Shedd: This is not uncommon. Police officers in schools don’t have to alter their expansive use-of-force guidelines even though they are exercising them in schools, on children. What is abnormal is that other students were able to pull out their cellphones to record the school officer’s assault of the student who, ironically, wouldn’t put away her cellphone.
TCR: It seems like the sort of “escalation” the Chicago students mentioned to you.
Shedd: My first question when I saw the South Carolina school video was whether the teacher thought to ask what was going on at home before calling in an officer to remove her. Maybe there was an emergency situation—and there are unconfirmed reports that she has experienced two recent deaths in her family. If officers are in schools, small issues will escalate because their tools are not to counsel but to arrest.
TCR: Has daily contact with police made students feel more comfortable around them?
Shedd: In general, they see the police as a contingent rather than as individuals. They are viewed as an external entity. I found it fascinating and informative that some kids call them “the polices,” a plural of a plural. Most are not seen as individuals, though some break through—a familiar officer who is seen as friendly or kind or that they recognize because she worked at the project where the student lived.
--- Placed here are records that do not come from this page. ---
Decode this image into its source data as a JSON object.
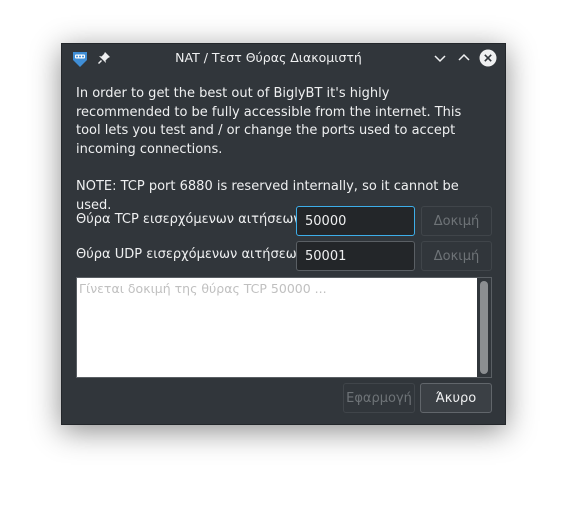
{
  "window": {
    "title": "NAT / Τεστ Θύρας Διακομιστή",
    "app_icon": "biglybt-icon",
    "pin_icon": "pin-icon",
    "controls": [
      "chevron-down-icon",
      "chevron-up-icon",
      "close-icon"
    ]
  },
  "description": "In order to get the best out of BiglyBT it's highly recommended to be fully accessible from the internet. This tool lets you test and / or change the ports used to accept incoming connections.",
  "note": "NOTE: TCP port 6880 is reserved internally, so it cannot be used.",
  "tcp": {
    "label": "Θύρα TCP εισερχόμενων αιτήσεων",
    "value": "50000",
    "test_label": "Δοκιμή"
  },
  "udp": {
    "label": "Θύρα UDP εισερχόμενων αιτήσεων",
    "value": "50001",
    "test_label": "Δοκιμή"
  },
  "log": {
    "text": "Γίνεται δοκιμή της θύρας TCP 50000 ..."
  },
  "buttons": {
    "apply": "Εφαρμογή",
    "cancel": "Άκυρο"
  },
  "colors": {
    "window_bg": "#31363b",
    "text": "#eff0f1",
    "focus_accent": "#3daee9",
    "disabled_text": "#6e7377",
    "close_button_bg": "#eff0f1"
  }
}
There are possibilities to foster positive connections with the police officers, but it takes some work on both sides.
Part of the problem is that, at home in their neighborhoods, the students did not have high regard for police. They would say, “They just drive by and don't even care anything about you, and they come late if there's a shooting or if you call for help.” They didn't see them as a true protector and server.
TCR: Even adolescents had these negative opinions?
Shedd: I would ask kids with negative feelings about police when they had begun to feel that way. One said, “By the time I was 13.” There is a window, I think, but by the time they're 12 or 13 or 14, interactions or second-hand anecdotes will put kids on a path toward thinking about the police more negatively.
TCR: So they might be conditioned early to “stop snitching”?
Shedd: That comes from not seeing police as service-providers and not thinking that they will actually help your cause, so what's the point of going to them?
TCR: So it's a relationship failure…
Shedd: When you think about it, black people call on the police the most, when you consider service calls and all that. And that says something to the vulnerability of poor black and brown people who have to rely on public agencies. But they also want quality service, and they don't get it. So they're the best people to assess whether this agency is in fact protecting and serving them…When the relationship goes wrong, it really goes wrong. And then it becomes difficult to reset and try the relationship again. The negative interactions stick more than any positive interactions.
David J. Krajicek is a contributing editor for The Crime Report. Follow him on Twitter @DJKrajicek. He welcomes your comments.